for this story before I begin.

Have you ever heard of a
little town called St. Olaf?



Now, as it was told to
me - and I have to admit

that I wasn't
listening that closely -

there was this farmer
named Nils Nibelung,

and he had a pig
named Brunhilde,

and she won all the blue
ribbons at all the county fairs.

Well, Nils also had a
daughter named Fricka,

and she won red ribbons -

usually as runner-up to the pig.

Does this story have a point?

You asked that at
just the right time.

Anyway, one April,

Nils decided to
breed Brunhilde -

that's the pig,
not the daughter -

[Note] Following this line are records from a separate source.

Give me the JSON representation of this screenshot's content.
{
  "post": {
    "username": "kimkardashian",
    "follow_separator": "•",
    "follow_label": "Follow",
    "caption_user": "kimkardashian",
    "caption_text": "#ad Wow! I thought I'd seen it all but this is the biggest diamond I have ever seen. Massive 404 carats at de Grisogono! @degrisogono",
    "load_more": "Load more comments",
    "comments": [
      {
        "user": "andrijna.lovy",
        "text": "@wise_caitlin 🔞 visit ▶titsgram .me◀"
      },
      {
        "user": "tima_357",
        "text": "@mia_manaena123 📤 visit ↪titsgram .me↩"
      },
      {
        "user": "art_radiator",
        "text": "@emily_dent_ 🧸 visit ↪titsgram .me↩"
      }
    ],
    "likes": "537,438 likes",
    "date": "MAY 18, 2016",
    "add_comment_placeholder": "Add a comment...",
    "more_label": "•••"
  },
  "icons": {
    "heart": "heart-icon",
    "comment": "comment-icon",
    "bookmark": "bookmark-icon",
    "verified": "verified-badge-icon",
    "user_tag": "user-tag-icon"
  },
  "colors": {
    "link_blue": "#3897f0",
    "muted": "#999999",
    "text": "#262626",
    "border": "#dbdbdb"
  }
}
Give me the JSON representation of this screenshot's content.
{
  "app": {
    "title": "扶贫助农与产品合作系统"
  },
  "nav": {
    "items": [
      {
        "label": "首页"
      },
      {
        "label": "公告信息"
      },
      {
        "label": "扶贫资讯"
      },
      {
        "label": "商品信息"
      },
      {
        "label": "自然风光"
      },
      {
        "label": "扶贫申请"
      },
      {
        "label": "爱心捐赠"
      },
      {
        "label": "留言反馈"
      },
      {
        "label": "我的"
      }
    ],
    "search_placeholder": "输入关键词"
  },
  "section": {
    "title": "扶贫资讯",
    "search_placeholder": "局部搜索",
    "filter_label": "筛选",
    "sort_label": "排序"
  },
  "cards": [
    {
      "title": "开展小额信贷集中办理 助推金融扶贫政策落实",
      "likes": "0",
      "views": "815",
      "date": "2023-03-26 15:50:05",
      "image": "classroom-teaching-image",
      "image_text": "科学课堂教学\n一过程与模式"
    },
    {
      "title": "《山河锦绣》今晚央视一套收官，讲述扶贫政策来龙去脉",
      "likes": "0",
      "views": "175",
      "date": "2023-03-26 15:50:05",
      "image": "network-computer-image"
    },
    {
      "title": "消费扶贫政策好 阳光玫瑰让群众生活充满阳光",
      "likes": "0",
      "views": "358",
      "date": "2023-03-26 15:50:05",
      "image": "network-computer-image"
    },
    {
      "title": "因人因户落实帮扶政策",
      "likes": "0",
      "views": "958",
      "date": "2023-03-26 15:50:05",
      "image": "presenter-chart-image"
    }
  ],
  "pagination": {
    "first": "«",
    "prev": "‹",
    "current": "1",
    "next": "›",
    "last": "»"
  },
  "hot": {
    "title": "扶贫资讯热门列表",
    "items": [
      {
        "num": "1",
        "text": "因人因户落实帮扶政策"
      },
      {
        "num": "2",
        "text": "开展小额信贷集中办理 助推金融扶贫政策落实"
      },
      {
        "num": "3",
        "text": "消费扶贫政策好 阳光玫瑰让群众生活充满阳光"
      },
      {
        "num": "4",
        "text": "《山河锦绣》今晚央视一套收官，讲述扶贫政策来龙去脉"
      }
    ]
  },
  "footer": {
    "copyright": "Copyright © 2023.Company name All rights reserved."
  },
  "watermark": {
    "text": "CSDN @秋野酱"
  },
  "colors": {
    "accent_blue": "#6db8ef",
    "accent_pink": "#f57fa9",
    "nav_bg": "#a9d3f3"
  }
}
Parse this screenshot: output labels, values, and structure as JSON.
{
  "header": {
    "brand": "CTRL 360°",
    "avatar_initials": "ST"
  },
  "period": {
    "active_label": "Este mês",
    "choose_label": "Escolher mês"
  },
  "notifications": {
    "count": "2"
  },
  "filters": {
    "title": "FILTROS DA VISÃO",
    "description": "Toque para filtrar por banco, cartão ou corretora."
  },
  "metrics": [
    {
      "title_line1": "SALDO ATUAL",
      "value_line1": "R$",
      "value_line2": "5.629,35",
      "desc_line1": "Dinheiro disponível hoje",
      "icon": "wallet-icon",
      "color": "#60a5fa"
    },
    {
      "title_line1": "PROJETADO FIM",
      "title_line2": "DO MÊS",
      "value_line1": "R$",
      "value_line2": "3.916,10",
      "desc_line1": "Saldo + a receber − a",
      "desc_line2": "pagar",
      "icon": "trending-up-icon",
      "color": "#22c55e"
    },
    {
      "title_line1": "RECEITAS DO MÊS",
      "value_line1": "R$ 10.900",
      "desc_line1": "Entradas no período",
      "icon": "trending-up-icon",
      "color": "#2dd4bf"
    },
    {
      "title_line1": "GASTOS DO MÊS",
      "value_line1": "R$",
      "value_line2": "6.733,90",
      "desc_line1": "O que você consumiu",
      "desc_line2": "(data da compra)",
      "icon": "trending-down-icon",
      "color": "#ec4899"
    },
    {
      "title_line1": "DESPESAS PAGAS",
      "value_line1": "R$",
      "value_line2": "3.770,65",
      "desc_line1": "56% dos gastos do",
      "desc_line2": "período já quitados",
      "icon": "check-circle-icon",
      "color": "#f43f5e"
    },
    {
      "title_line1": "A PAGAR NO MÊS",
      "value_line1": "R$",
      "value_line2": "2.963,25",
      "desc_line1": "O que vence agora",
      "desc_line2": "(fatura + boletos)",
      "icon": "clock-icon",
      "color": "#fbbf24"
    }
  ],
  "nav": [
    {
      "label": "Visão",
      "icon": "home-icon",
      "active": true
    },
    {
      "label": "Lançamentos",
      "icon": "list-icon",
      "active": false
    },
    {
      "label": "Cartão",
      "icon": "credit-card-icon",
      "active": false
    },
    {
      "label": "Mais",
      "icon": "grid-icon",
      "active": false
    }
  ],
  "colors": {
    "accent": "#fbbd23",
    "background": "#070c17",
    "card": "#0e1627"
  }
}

and he chose April
because that's when pigs

are at their most
beautiful and desirable.

Unfortunately, so was Fricka.

So while Brunhilde and the
pig were doing their thing,

Fricka and the local pig
breeder were doing theirs.

God, I hope I got
the names right.

Anyway, when
Nils heard about it,

he banished Fricka from
his house and his life forever.

So? So...

after a while he lost
interest in the pig's company

and he ate her.

And he died St.
Olaf's loneliest man.

Is that the end of the story?

God, I hope so.

I don't get it.

Fred, let me put it this way.

She is 16, she's scared,

and she's carrying
your grandchild.

Do you really want
to abandon her?

Anybody home?

Oh, I thought you were gonna
spend the night at Janet's.

On the way over
there, I got to thinking,

is there really any reason for me
to be running away from Merrill?

I mean, the man has paid
his debt to society, hasn't he?

After all, is there any man
on earth I can't handle?

Well, I got nowhere with Fred.

And Ma was no help - there
is no way to control her mouth.

Oh, my God! (shrieking)

What happened?
What's the matter?

Who did this to you?

The Sandinistas.

(Rose gasps)

Why would they do this?

Because I knew too much.

Merrill did this
about an hour ago.

Merrill? Ma, are you all
right? What did Merrill do?

He came looking for Blanche.
I held out as long as I could.

Oh, my God! How
did he make you talk?

I think it was the white wine.

I finally told him
she was Blanche

and she didn't want
anything to do with him.

What did he say? He said he wanted
to have something to remember you by.

So he took the silver.


At least it's some consolation
that he couldn't possibly find

the secret place
where I hide my jewelry.


Did I mention there
was wine and music?

(phone rings) I'll get it.



My God! Where are you?

Jail? Well, they only allow you
one phone call, and you called me?


I'm wearing a
green silk pant suit.


Well... Oh, give me that!



Hi, I thought I'd stop by

since I was in the neighborhood.

Fred, you live in
the neighborhood.

Right, Well, I wanted
to come by and see...


Hi, Daddy.

How're you doing? I'm doing OK.


Look, Mary, I've been
talking to Dorothy,

and she really made sense.

It doesn't matter
who's right or wrong.

Why don't you just come
home... and we'll work it out?

Sounds good.

Thank you, guys, for everything.

Don't you be a stranger now.

Don't worry. I'll
come back tomorrow

and get the rest of my stuff.

Let us know how you're doing.

Don't forget, Tuesday
we have mime class.

Mime class?

The Lamaze class
was all filled up.

Well, we'll see you soon.

And, Dorothy, thanks
for all your help.

Maybe we can get together soon

and you can tell me
all about that St. Olaf.

Sounds like a good
place to raise a daughter.

I was desperate!